* The task *
I'd ask you to write out the lines below exactly, with no images.

* The data *
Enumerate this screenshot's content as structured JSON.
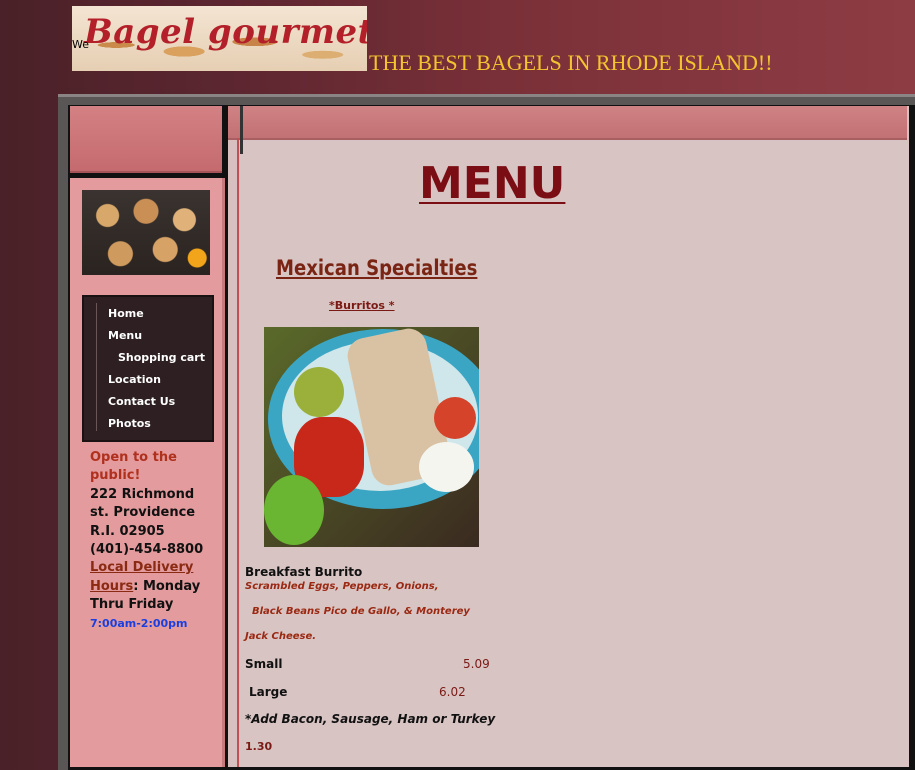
{
  "header": {
    "logo_text": "Bagel gourmet cafe",
    "logo_overlay": "We",
    "tagline": "THE BEST BAGELS IN RHODE ISLAND!!"
  },
  "nav": {
    "items": [
      {
        "label": "Home"
      },
      {
        "label": "Menu"
      },
      {
        "label": "Shopping cart"
      },
      {
        "label": "Location"
      },
      {
        "label": "Contact Us"
      },
      {
        "label": "Photos"
      }
    ]
  },
  "sidebar": {
    "open_line1": "Open to the",
    "open_line2": "public!",
    "address1": "222 Richmond",
    "address2": "st. Providence",
    "address3": "R.I. 02905",
    "phone": "(401)-454-8800",
    "delivery_link1": "Local Delivery",
    "delivery_link2": "Hours",
    "days1": ": Monday",
    "days2": "Thru Friday",
    "hours": "7:00am-2:00pm"
  },
  "main": {
    "title": "MENU",
    "section": "Mexican Specialties",
    "subsection": "*Burritos * ",
    "item": {
      "name": "Breakfast Burrito",
      "desc1": "Scrambled Eggs, Peppers, Onions,",
      "desc2": "Black Beans   Pico de Gallo,  &  Monterey",
      "desc3": "Jack Cheese.",
      "small_label": "Small",
      "small_price": "5.09",
      "large_label": "Large",
      "large_price": "6.02",
      "addon": "*Add Bacon, Sausage, Ham or Turkey",
      "addon_price": "1.30"
    }
  }
}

* Reply *
Enumerate this screenshot's content as structured JSON.
{
  "header": {
    "logo_text": "Bagel gourmet cafe",
    "logo_overlay": "We",
    "tagline": "THE BEST BAGELS IN RHODE ISLAND!!"
  },
  "nav": {
    "items": [
      {
        "label": "Home"
      },
      {
        "label": "Menu"
      },
      {
        "label": "Shopping cart"
      },
      {
        "label": "Location"
      },
      {
        "label": "Contact Us"
      },
      {
        "label": "Photos"
      }
    ]
  },
  "sidebar": {
    "open_line1": "Open to the",
    "open_line2": "public!",
    "address1": "222 Richmond",
    "address2": "st. Providence",
    "address3": "R.I. 02905",
    "phone": "(401)-454-8800",
    "delivery_link1": "Local Delivery",
    "delivery_link2": "Hours",
    "days1": ": Monday",
    "days2": "Thru Friday",
    "hours": "7:00am-2:00pm"
  },
  "main": {
    "title": "MENU",
    "section": "Mexican Specialties",
    "subsection": "*Burritos * ",
    "item": {
      "name": "Breakfast Burrito",
      "desc1": "Scrambled Eggs, Peppers, Onions,",
      "desc2": "Black Beans   Pico de Gallo,  &  Monterey",
      "desc3": "Jack Cheese.",
      "small_label": "Small",
      "small_price": "5.09",
      "large_label": "Large",
      "large_price": "6.02",
      "addon": "*Add Bacon, Sausage, Ham or Turkey",
      "addon_price": "1.30"
    }
  }
}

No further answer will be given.